* TASK OBJECTIVE *
Retype the entries. Match them exactly.

──────────

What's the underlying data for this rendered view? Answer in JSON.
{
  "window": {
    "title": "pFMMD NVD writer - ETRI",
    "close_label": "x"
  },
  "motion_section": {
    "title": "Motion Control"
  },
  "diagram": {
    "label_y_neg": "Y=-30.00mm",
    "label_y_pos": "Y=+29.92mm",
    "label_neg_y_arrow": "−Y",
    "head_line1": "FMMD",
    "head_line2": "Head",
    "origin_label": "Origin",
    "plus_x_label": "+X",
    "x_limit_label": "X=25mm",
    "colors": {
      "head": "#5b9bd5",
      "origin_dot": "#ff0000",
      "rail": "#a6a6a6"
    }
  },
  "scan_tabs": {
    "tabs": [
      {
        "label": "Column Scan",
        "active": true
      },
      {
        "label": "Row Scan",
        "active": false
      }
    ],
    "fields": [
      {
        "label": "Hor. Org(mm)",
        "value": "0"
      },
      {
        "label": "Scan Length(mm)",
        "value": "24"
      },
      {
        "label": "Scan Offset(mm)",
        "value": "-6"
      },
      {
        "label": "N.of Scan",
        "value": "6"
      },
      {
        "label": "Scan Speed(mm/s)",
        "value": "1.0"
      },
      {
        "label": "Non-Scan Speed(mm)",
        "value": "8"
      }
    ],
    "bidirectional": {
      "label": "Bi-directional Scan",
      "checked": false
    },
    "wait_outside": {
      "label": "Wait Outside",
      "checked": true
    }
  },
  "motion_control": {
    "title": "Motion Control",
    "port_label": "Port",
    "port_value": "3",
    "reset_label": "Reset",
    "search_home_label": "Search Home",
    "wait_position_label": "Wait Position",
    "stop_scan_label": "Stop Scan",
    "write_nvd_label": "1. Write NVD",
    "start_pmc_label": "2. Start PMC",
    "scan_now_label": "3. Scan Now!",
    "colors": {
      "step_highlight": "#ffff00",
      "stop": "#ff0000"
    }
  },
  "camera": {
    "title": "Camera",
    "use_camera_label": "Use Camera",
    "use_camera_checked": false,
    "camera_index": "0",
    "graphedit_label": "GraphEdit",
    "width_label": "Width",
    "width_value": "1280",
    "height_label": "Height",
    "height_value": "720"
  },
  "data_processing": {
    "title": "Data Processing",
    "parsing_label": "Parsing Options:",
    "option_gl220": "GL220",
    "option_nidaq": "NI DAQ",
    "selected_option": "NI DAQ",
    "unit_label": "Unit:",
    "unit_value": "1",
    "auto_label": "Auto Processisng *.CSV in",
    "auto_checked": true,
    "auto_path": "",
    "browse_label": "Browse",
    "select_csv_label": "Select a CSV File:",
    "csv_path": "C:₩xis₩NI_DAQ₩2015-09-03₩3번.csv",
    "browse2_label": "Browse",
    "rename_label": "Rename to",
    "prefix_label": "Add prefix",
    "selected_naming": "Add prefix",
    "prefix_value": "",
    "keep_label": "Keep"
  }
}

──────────

* RESULT OF THE TASK *
What's the underlying data for this rendered view? Answer in JSON.
{
  "window": {
    "title": "pFMMD NVD writer - ETRI",
    "close_label": "x"
  },
  "motion_section": {
    "title": "Motion Control"
  },
  "diagram": {
    "label_y_neg": "Y=-30.00mm",
    "label_y_pos": "Y=+29.92mm",
    "label_neg_y_arrow": "−Y",
    "head_line1": "FMMD",
    "head_line2": "Head",
    "origin_label": "Origin",
    "plus_x_label": "+X",
    "x_limit_label": "X=25mm",
    "colors": {
      "head": "#5b9bd5",
      "origin_dot": "#ff0000",
      "rail": "#a6a6a6"
    }
  },
  "scan_tabs": {
    "tabs": [
      {
        "label": "Column Scan",
        "active": true
      },
      {
        "label": "Row Scan",
        "active": false
      }
    ],
    "fields": [
      {
        "label": "Hor. Org(mm)",
        "value": "0"
      },
      {
        "label": "Scan Length(mm)",
        "value": "24"
      },
      {
        "label": "Scan Offset(mm)",
        "value": "-6"
      },
      {
        "label": "N.of Scan",
        "value": "6"
      },
      {
        "label": "Scan Speed(mm/s)",
        "value": "1.0"
      },
      {
        "label": "Non-Scan Speed(mm)",
        "value": "8"
      }
    ],
    "bidirectional": {
      "label": "Bi-directional Scan",
      "checked": false
    },
    "wait_outside": {
      "label": "Wait Outside",
      "checked": true
    }
  },
  "motion_control": {
    "title": "Motion Control",
    "port_label": "Port",
    "port_value": "3",
    "reset_label": "Reset",
    "search_home_label": "Search Home",
    "wait_position_label": "Wait Position",
    "stop_scan_label": "Stop Scan",
    "write_nvd_label": "1. Write NVD",
    "start_pmc_label": "2. Start PMC",
    "scan_now_label": "3. Scan Now!",
    "colors": {
      "step_highlight": "#ffff00",
      "stop": "#ff0000"
    }
  },
  "camera": {
    "title": "Camera",
    "use_camera_label": "Use Camera",
    "use_camera_checked": false,
    "camera_index": "0",
    "graphedit_label": "GraphEdit",
    "width_label": "Width",
    "width_value": "1280",
    "height_label": "Height",
    "height_value": "720"
  },
  "data_processing": {
    "title": "Data Processing",
    "parsing_label": "Parsing Options:",
    "option_gl220": "GL220",
    "option_nidaq": "NI DAQ",
    "selected_option": "NI DAQ",
    "unit_label": "Unit:",
    "unit_value": "1",
    "auto_label": "Auto Processisng *.CSV in",
    "auto_checked": true,
    "auto_path": "",
    "browse_label": "Browse",
    "select_csv_label": "Select a CSV File:",
    "csv_path": "C:₩xis₩NI_DAQ₩2015-09-03₩3번.csv",
    "browse2_label": "Browse",
    "rename_label": "Rename to",
    "prefix_label": "Add prefix",
    "selected_naming": "Add prefix",
    "prefix_value": "",
    "keep_label": "Keep"
  }
}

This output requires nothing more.